ECB Preview: Too early for major shift in guidance – The ECB meets on Thursday, with inflation broadly in line with its medium-term goal and surveys pointing to a brightening outlook for the economy. There has been speculation that this should see the Governing Council start preparing an exit from its unconventional monetary policies. Still, we think that the March meeting comes too early to see major changes in communication. Here there are two considerations. First, the macro data is not quite as shinny as it looks. The business surveys have been buoyed by strengthening exports and investment. However, consumer spending is now slowing down on the back of falling real wages. This trend should continue and will likely limit the momentum in overall economic growth. Meanwhile, we think the February data point will probably mark the peak in headline inflation as annual energy inflation will fall back. Core inflation remains steady at 0.9% and needs to start moving up for the ECB to be confident that it will meet its inflation goal in a more sustainable way. However, with nominal wage growth weak, this will take a while. Second, the Governing Council has signalled that very easy financial conditions will be necessary to keep the reflation process on track. However, a too early shift in communication could lead to a premature tightening in financial conditions, so we think the Council will remain cautious for now.170306-Global-Daily.pdf (61 KB)
ECB Outlook: Change in forward guidance in June – We therefore think that the path towards the exit will be a gradual one. Our base scenario of the timeline is set out in the slide attached. We think the first step will be a change in the ECB’s forward guidance at the June Governing Council meeting. Currently, the guidance is asymmetric, with the ECB signalling that it has room to cut the deposit rate or step up QE in the case of negative news. We think the guidance will become more neutral. For instance, on interest rates, the ECB could signal it will keep interest rates at current levels (dropping the phrase ‘or lower’) until well after QE ends. At the same time, the ECB could drop the line ‘if the outlook becomes less favourable, or if financial conditions become inconsistent with further progress towards a sustained adjustment in the path of inflation, we stand ready to increase our asset purchase programme in terms of size and/or duration’ from its forward guidance. We then expect the ECB to set out its plan for tapering in September. It could signal a tapering of asset purchases in 2018, contingent on seeing progress in inflation that would make it more confident in meeting its medium term goal. We expect tapering from April 2018 onwards at a pace of EUR 10bn per month. That would see the programme coming to a halt in September of next year. We expect the first deposit rate hike in March 2019.

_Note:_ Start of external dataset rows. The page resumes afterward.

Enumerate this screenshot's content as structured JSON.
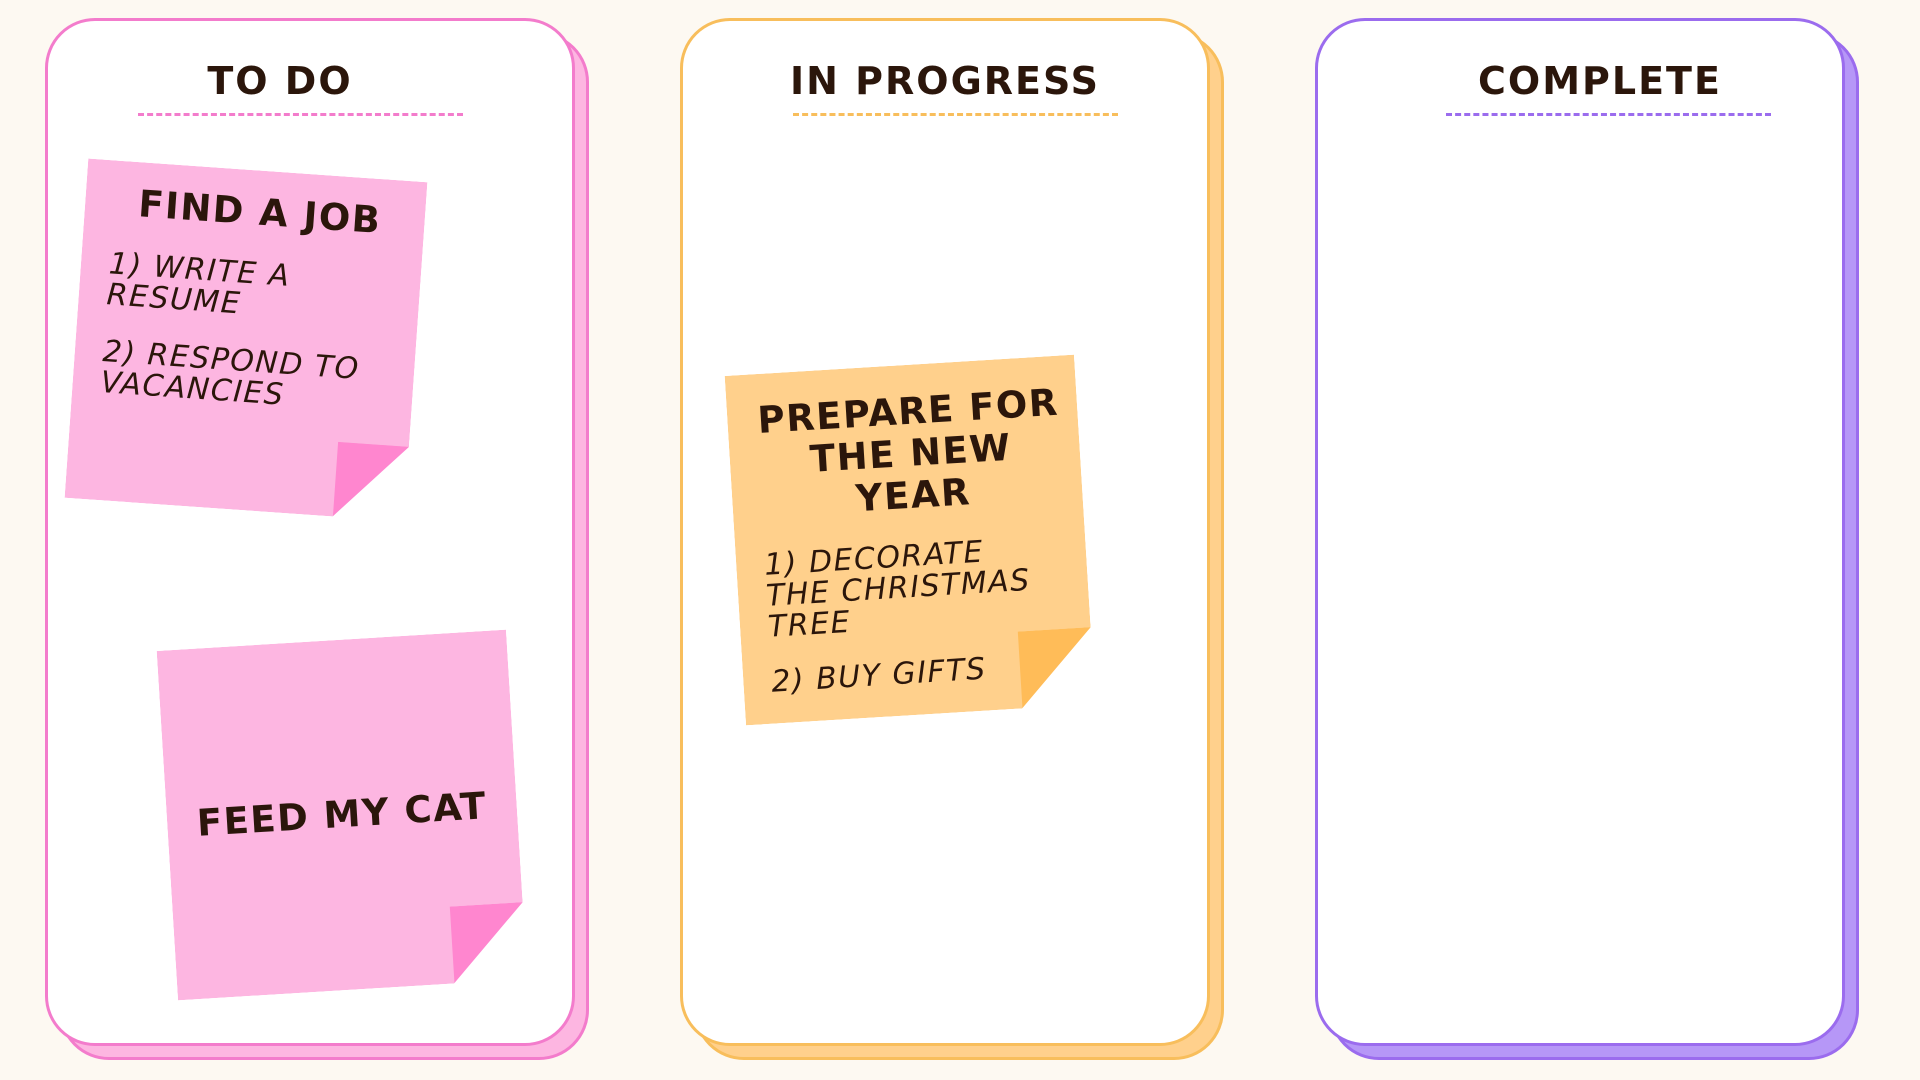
{
  "columns": [
    {
      "id": "todo",
      "title": "TO DO",
      "accent": "#f37ccc",
      "shadow": "#fdb6e1"
    },
    {
      "id": "in-progress",
      "title": "IN PROGRESS",
      "accent": "#f8be5c",
      "shadow": "#ffd08c"
    },
    {
      "id": "complete",
      "title": "COMPLETE",
      "accent": "#9b6cee",
      "shadow": "#b697f7"
    }
  ],
  "notes": {
    "find_job": {
      "title": "FIND A JOB",
      "items": [
        "1) WRITE A\nRESUME",
        "2) RESPOND TO\nVACANCIES"
      ],
      "color": "#fdb6e1"
    },
    "feed_cat": {
      "title": "FEED MY CAT",
      "color": "#fdb6e1"
    },
    "new_year": {
      "title": "PREPARE FOR\nTHE NEW YEAR",
      "items": [
        "1) DECORATE\nTHE CHRISTMAS\nTREE",
        "2) BUY GIFTS"
      ],
      "color": "#ffd08c"
    }
  },
  "colors": {
    "background": "#fdf9f2",
    "text": "#2b160b"
  }
}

Fed view: Futures suggest markets ready for a March rate hike – Chair Yellen delivered a hawkish speech in Chicago on Friday, giving a strong signal that the next rate hike could be in March. She mentioned that at the “FOMC meeting later this month (14-15 March), the Committee will evaluate whether employment and inflation are continuing to evolve in line with our expectations, in which case a further adjustment of the federal funds rate would likely be appropriate.” With respect to the process of scaling back accommodation, Chair Yellen mentioned that the pace of rate hikes will remain gradual, indicating that FOMC members expect “the evolution of the economy to warrant further gradual increases in the target range for the federal funds rate”. She added that there is no evidence that the Fed “has fallen behind the curve”. Meanwhile on Friday, Federal Reserve Governor Jerome Powell, also mentioned that the case for a rate hike increase at the Fed’s March meeting has “come together”. A similar message was delivered earlier last week by New York Fed President William Dudley, typically considered a dove, who noted on Tuesday that the case for a rate increase has become “a lot more compelling”, while John Williams, President of the San Francisco Fed, said last week that March is “very much on the table for serious consideration”. Several other FOMC members have signalled that they broadly share this view. The market implied odds on a March rate hike, as indicated by the federal funds futures, jumped from about 40% last week to around 94% today. We forecast three rate hikes in 2017, starting in March, followed by June and September. (Maritza Cabezas)